• _Work to be completed_
Copy the data exactly.

· · · ·

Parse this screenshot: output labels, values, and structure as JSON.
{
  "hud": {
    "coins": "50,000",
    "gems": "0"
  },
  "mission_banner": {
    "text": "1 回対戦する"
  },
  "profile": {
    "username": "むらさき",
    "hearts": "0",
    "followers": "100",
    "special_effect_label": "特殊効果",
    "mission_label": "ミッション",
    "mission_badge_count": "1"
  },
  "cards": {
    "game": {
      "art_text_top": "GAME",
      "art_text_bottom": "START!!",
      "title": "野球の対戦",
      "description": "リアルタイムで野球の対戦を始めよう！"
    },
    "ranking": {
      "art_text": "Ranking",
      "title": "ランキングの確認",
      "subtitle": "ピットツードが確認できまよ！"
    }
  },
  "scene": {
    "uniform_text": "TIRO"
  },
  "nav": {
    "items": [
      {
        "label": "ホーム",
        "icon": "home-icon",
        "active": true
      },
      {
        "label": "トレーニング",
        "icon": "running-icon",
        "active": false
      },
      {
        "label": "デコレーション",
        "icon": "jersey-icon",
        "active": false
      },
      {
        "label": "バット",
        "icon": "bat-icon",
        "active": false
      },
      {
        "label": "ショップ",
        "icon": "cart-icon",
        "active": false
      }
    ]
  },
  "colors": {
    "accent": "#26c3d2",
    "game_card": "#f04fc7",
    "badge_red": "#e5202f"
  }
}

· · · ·

• _Written solution_
Parse this screenshot: output labels, values, and structure as JSON.
{
  "hud": {
    "coins": "50,000",
    "gems": "0"
  },
  "mission_banner": {
    "text": "1 回対戦する"
  },
  "profile": {
    "username": "むらさき",
    "hearts": "0",
    "followers": "100",
    "special_effect_label": "特殊効果",
    "mission_label": "ミッション",
    "mission_badge_count": "1"
  },
  "cards": {
    "game": {
      "art_text_top": "GAME",
      "art_text_bottom": "START!!",
      "title": "野球の対戦",
      "description": "リアルタイムで野球の対戦を始めよう！"
    },
    "ranking": {
      "art_text": "Ranking",
      "title": "ランキングの確認",
      "subtitle": "ピットツードが確認できまよ！"
    }
  },
  "scene": {
    "uniform_text": "TIRO"
  },
  "nav": {
    "items": [
      {
        "label": "ホーム",
        "icon": "home-icon",
        "active": true
      },
      {
        "label": "トレーニング",
        "icon": "running-icon",
        "active": false
      },
      {
        "label": "デコレーション",
        "icon": "jersey-icon",
        "active": false
      },
      {
        "label": "バット",
        "icon": "bat-icon",
        "active": false
      },
      {
        "label": "ショップ",
        "icon": "cart-icon",
        "active": false
      }
    ]
  },
  "colors": {
    "accent": "#26c3d2",
    "game_card": "#f04fc7",
    "badge_red": "#e5202f"
  }
}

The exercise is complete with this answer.